C: Philosophy is so hard.

B: It is!

S: It is one of the harder studies.

B: Well, it is and so again, and I learned so much. And, that's one of those things, like I love it when things prove me wrong. Like, when people prove me wrong or other things, I'm like awesome, because that reminds me to keep my mind totally open to things. So, what's cool is that all three of us work with science in one way or another, right. So, how does philosophy kind of tie into what you do, either on SciShow or the way that you think about the pieces of science that you do?

C: Yeah. I'm not a scientist, but I play one on the internet.

B: It's true.

C: So, I was doing some reading this weekend to kind of prepare for this, and just like thinking through philosophy reading and putting myself back in that brain, I think everyone should be a philosophy major. No offense, but I do.

B: No, I agree now. I think it should be required that all the wildlife and ecology and science PhD students go into a philosophy class. And then, this thing happened where I remembered that PhD stands for doctorate in philosophy. So there's, yeah.

C: But, yes, so I was thinking about it and figuring out what someone is communicating through the written word and then through conversation. It's like, I deal with that every single day.
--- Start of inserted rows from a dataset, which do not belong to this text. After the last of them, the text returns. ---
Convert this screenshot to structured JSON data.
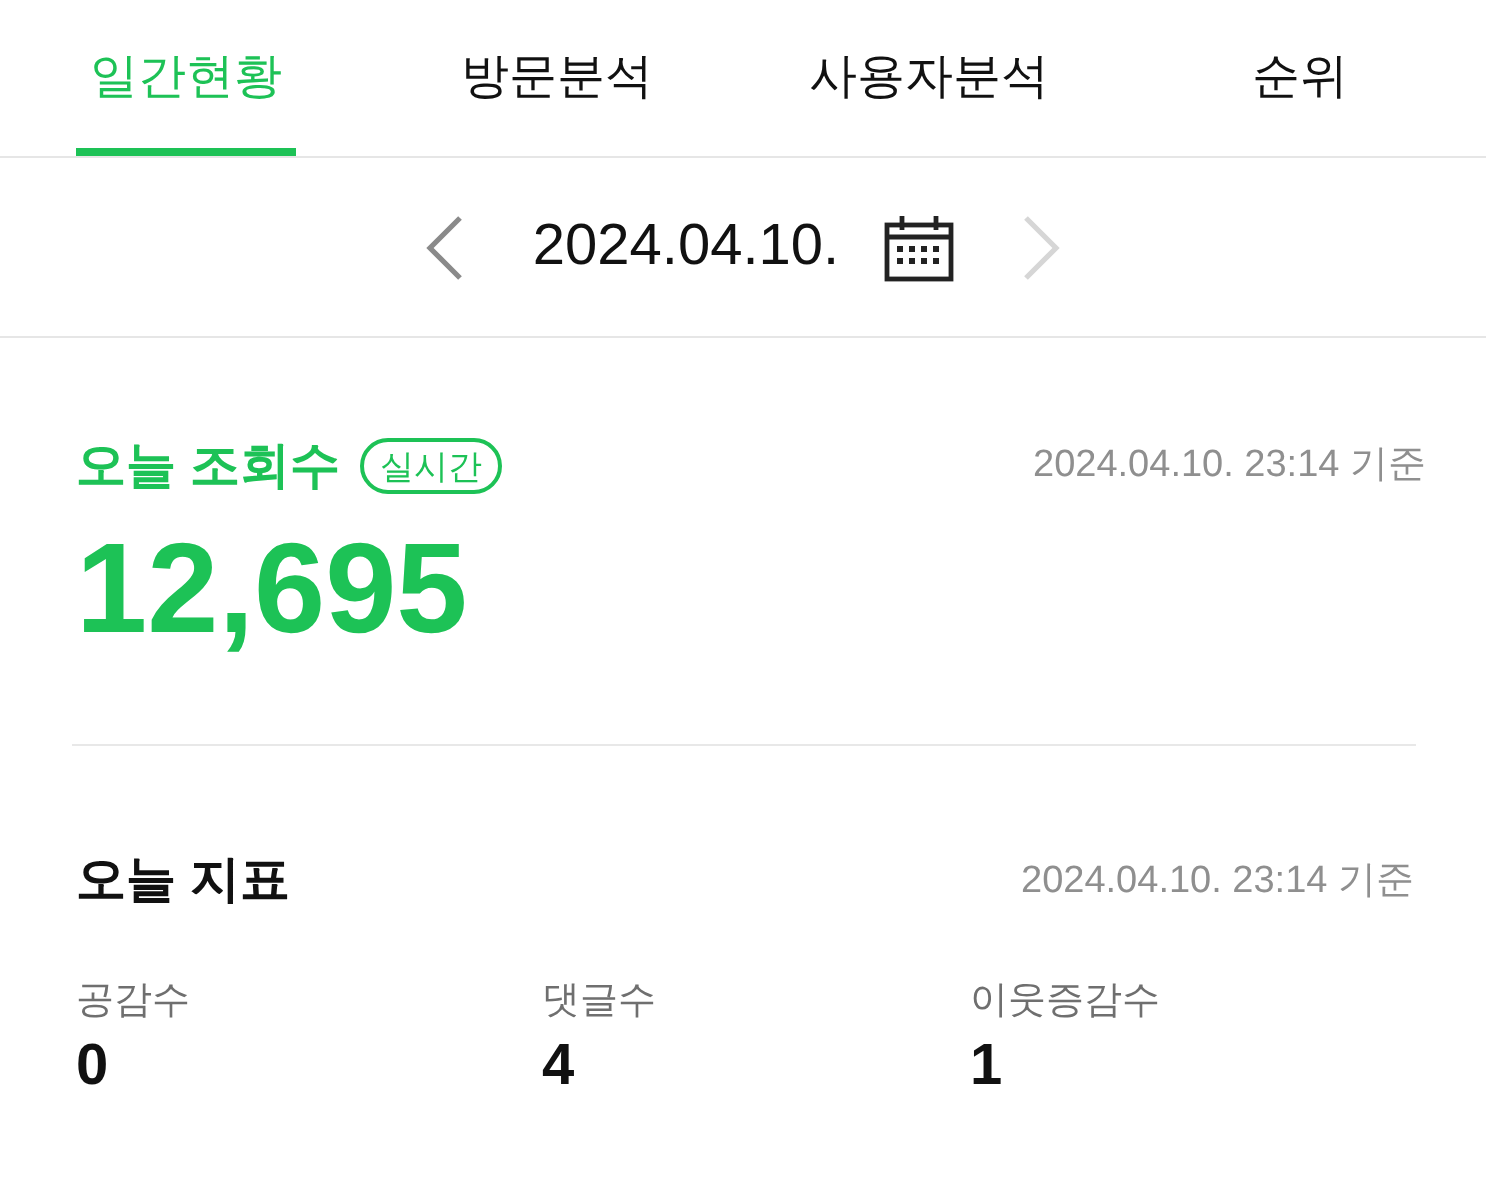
{
  "tabs": [
    {
      "label": "일간현황",
      "selected": true
    },
    {
      "label": "방문분석",
      "selected": false
    },
    {
      "label": "사용자분석",
      "selected": false
    },
    {
      "label": "순위",
      "selected": false
    }
  ],
  "date_nav": {
    "prev": {
      "disabled": false
    },
    "date": "2024.04.10.",
    "next": {
      "disabled": true
    }
  },
  "views": {
    "title": "오늘 조회수",
    "badge": "실시간",
    "timestamp": "2024.04.10. 23:14 기준",
    "value": "12,695"
  },
  "indicators": {
    "title": "오늘 지표",
    "timestamp": "2024.04.10. 23:14 기준",
    "metrics": [
      {
        "label": "공감수",
        "value": "0"
      },
      {
        "label": "댓글수",
        "value": "4"
      },
      {
        "label": "이웃증감수",
        "value": "1"
      }
    ]
  }
}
B: With science communication, right.

C: With science communication, and even just like having employees and making sure that they understand what's happening. Like, trying to interpret what I think my boss wants me to do. Like, that, like brain work that I learned from trying to work through philosophy readings I use constantly.

B: And then, you have a metaphor that I love about how philosophy and science go together.

S: Right so, that's not the only way philosophy can deal with science, right. But, what we call philosophy of science, which is a discipline; there's philosophy of physics, philosophy of biology, philosophy of ecology, philosophy of economic, philosophy of whatever you want, right? But, the way philosophy of science as a discipline deals with science is basically to ask how it works. So, for us, our data, our scientist.


 (04:00) to (06:00)


 (06:00) to (08:00)


 (08:00) to (10:00)


 (10:00) to (12:00)


 (12:00) to (14:00)


 (14:00) to (16:00)


 (16:00) to (18:00)


 (18:00) to (20:00)


 (20:00) to (22:00)


 (22:00) to (24:00)


 (24:00) to (26:00)


 (26:00) to (28:00)


 (28:00) to (30:00)


 (30:00) to (32:00)


 (32:00) to (34:00)


 (34:00) to (36:00)


 (36:00) to (38:00)


 (38:00) to (40:00)


 (40:00) to (42:00)


 (42:00) to (44:00)


 (44:00) to (46:00)


 (46:00) to (47:24)